What scriptures and other resources will help the young women feel the importance of honesty?
Psalm 101:7; Proverbs 12:22; 2 Corinthians 4:2; Ephesians 4:29; Alma 27:27; Articles of Faith 1:13 (Be honest and upright in all things)
Acts 5:1–10 (We cannot lie to the Lord)
2 Nephi 9:34; Alma 12:1-5 (Dishonesty is a sin with serious consequences)
Joseph Smith—History 1:21–25 (Joseph’s experience of being honest in the face of persecution)
Thomas S. Monson, “Preparation Brings Blessings,” Ensign or Liahona, May 2010, 64–67
Robert C. Gay, “What Shall a Man Give in Exchange for His Soul?” Ensign or Liahona, Nov. 2012, 34–36
Ann M. Dibb, “I Believe in Being Honest and True,” Ensign or Liahona, May 2011, 115–18
“Honesty and Integrity,” For the Strength of Youth (2011), 19
“Honesty,” True to the Faith (2004), 84
Video: “Honesty: You Better Believe It”
Teaching in the Savior’s way

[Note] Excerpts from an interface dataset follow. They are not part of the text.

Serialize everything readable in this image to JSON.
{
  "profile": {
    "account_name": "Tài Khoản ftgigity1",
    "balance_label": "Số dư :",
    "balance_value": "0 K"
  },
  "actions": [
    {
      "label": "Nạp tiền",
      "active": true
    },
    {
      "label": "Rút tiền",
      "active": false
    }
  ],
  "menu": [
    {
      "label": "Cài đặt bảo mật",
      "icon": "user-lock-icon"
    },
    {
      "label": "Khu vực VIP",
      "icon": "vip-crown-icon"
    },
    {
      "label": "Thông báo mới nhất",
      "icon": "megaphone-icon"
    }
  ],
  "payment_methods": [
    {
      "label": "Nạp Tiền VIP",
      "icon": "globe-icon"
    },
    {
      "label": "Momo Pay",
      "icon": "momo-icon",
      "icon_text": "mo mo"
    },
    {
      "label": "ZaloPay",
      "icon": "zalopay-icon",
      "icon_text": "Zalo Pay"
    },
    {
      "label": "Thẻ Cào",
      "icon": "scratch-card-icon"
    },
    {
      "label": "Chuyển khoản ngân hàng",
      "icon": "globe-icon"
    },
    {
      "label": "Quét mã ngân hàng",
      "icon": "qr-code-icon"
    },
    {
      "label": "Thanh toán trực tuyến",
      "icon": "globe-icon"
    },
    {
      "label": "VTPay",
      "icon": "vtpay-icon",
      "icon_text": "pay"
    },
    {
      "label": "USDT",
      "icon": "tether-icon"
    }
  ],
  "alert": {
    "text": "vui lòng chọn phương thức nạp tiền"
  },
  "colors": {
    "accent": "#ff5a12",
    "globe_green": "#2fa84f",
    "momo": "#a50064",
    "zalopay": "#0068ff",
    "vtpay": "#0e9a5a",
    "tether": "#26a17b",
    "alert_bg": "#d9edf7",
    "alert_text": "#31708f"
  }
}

The Savior invited those who followed Him to act in faith and live the truths He taught. What can you do to help the young women act in faith to gain a better understanding of the importance of being honest?